It’s almost as if we’ve reached the point where more people are recognising what we wrote about in the GRC2018 … that the methods that have been used to support entry of new supply options have been (in some ways) hindering, and not supporting, the energy transition.
As announced on 20th April 2021, we’ve* commenced the massive analytical exercise that is the compilation of the follow-on to the (very well received) Generator Report Card 2018 report, released 2 years ago now.
We’re enjoying the ability to deeply explore some of the issues and challenges apparent in what’s been happening recently (not being commissioned by any particular stakeholder), and look forward to having ‘Generator Insights 2021’ released sometime in Q3 2021.
* Readers should be clear that the ‘we’ here is much more than our team at Global-Roam Pty Ltd :
(a) the GenInsights21 release is being co-developed with Jonathon Dyson’s team at Greenview Strategic Consulting
(b) and also with the assistance of a growing number of external analysts who we see deliver useful independent perspectives … that can help to provide a broad, and a deep, piece of analysis that confronts many of the challenges in this energy transition head-on (using detailed analysis of 22 years of NEM history to identify what we can learn).
(c) so please do let us know if you know of others who could also help us deliver an even-more-useful piece of analysis!
If you don’t know of people who can help us, you could still help us by providing your suggestions as to the types of analysis we should be including (i.e. the types of questions we should be addressing) in GenInsights21?
Don’t forget the opportunity to send in your pre-order today to secure your discounted access to the final copy, when it is released.
(B) How mothballing was done in the past…
In today’s article that Mark links to above he wrote (with respect to mothballing):
Stanwell did the same thing with its Tarong power station in 2013-14 – when wholesale prices were also low – helping to reduce their fixed costs. The unit was then brought back online a year later when the Swanbank E power station was closed.
Flipping open our electronic copy of the Generator Statistical Digest 2020 onto the 10-year historical view that’s part of the ‘A’ Page supplied for each unit, we can quickly see what Mark is talking about:

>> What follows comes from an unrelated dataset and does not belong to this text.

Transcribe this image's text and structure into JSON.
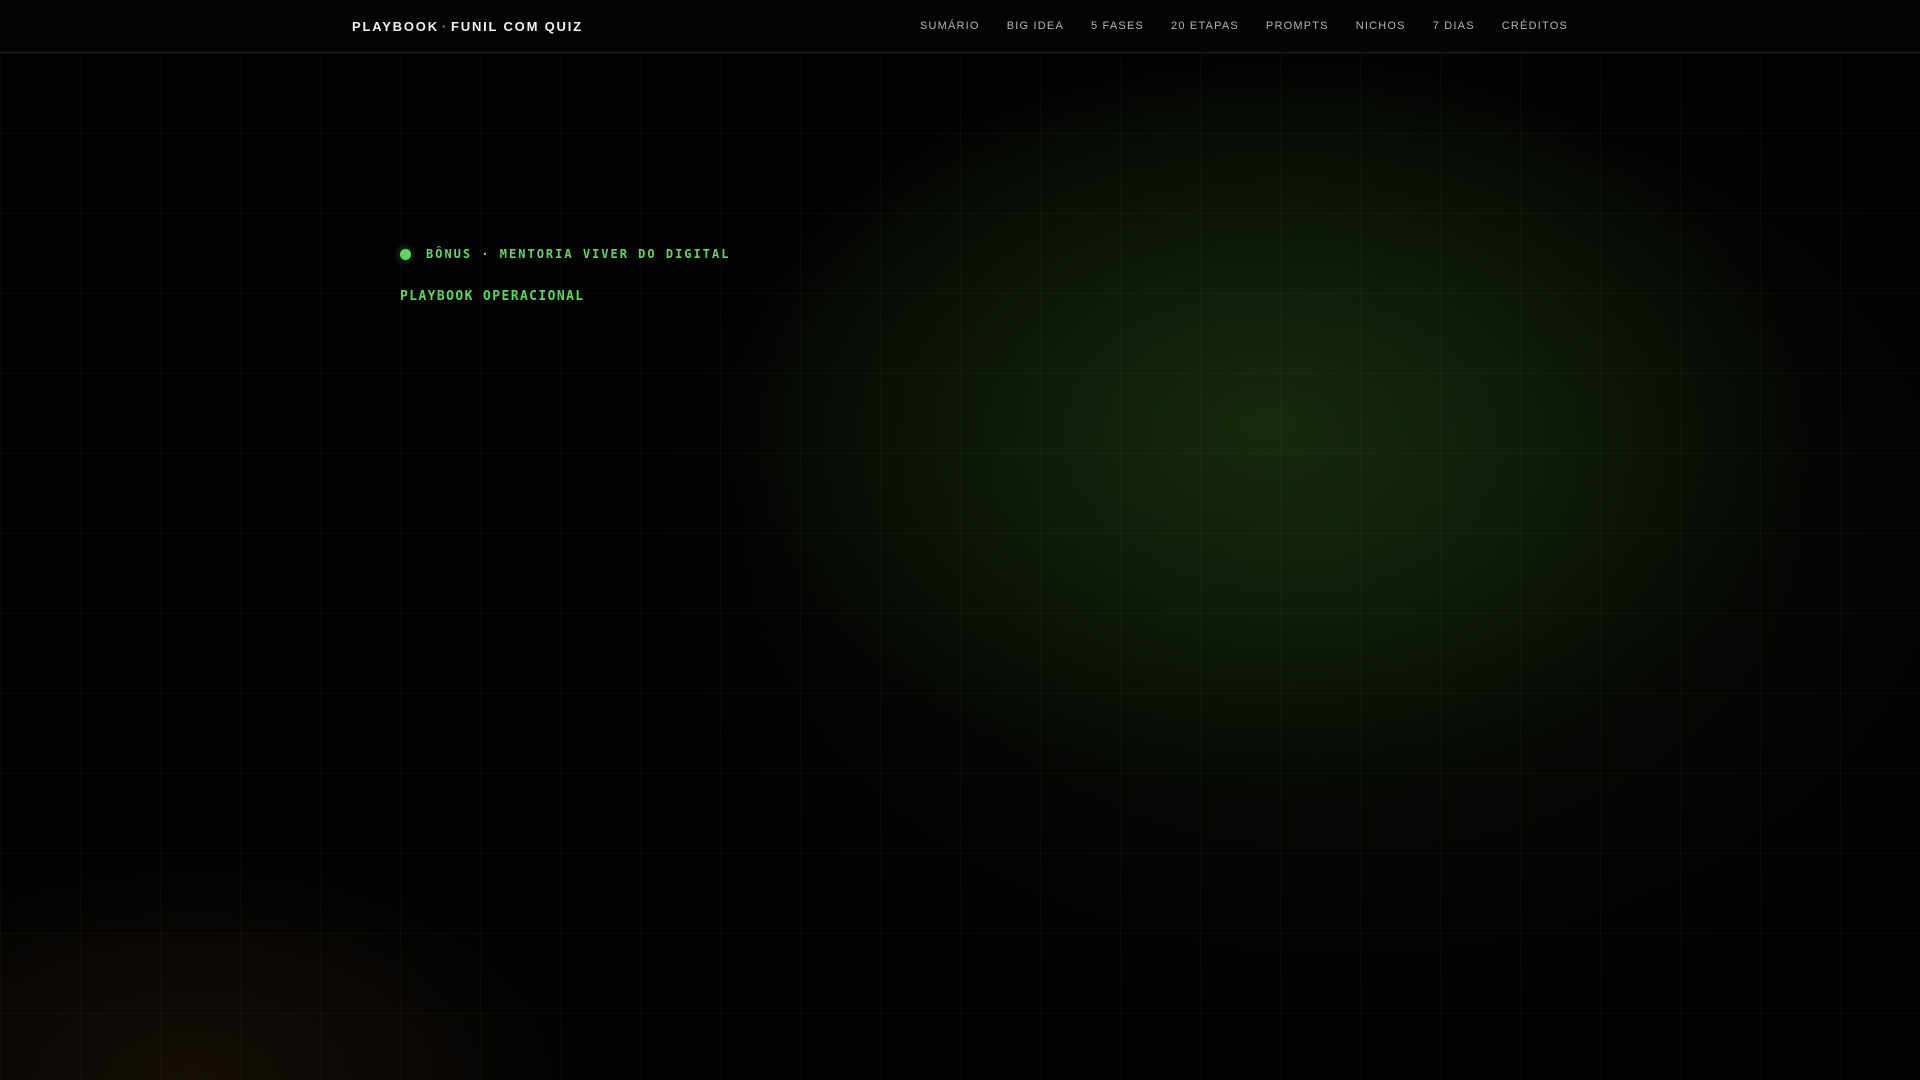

(B1) Tarong Unit 1
Here’s the top half of the ‘A’ page for Tarong unit 1:
We can see a period of healthy revenues, in historical terms, from 2017 to 2019 (approx) but 2020 revenues being hollowed out – not least because of the rise in negative pricing due to waves of new capacity being induced to enter the daylight periods of the market. Almost exactly 10 years ago today the QLD government engineered a ‘3 into 2 merger’ across its GenCos to address struggling revenues … which led to the ability to mothball two units at Tarong (amongst other initiatives) as we will see below…
(B2) Tarong Unit 2
Here’s the same page for unit 2, showing the 3-year-long period during which it was mothballed:
As noted back in 2017, the 3-into-2 merger was one of the 3 main reasons why QLD spot prices rose in the period since that time.
(B3) Tarong Unit 3
Here’s unit 3:
(B4) Tarong Unit 4
Here’s unit 4, which was mothballed for only ~18 months:
(B5) Swanbank E
Given that Mark also mentioned Swanbank E in his news article, I have added this in for some context for the readers:
Given that the (newly merged) Stanwell Corporation used mothballing as a tactic back in 2013 to confront precarious profitability (amongst other approaches), it seems entirely logical that they would have been thinking of doing the same to confront the pain coming down the pipeline at them as the energy transition continues.
Of course, given the accelerating energy transition (which the QLD Government is helping to sponsor with it’s own challenging 50% renewables target), it seems quite plausible that some units would never return (the seasonal closures for Northern Power Station in SA did not ensure longevity).
Very strange that (it seems on this occasion – unless I am missing something big?!) that this has already been ruled out as an option this time?!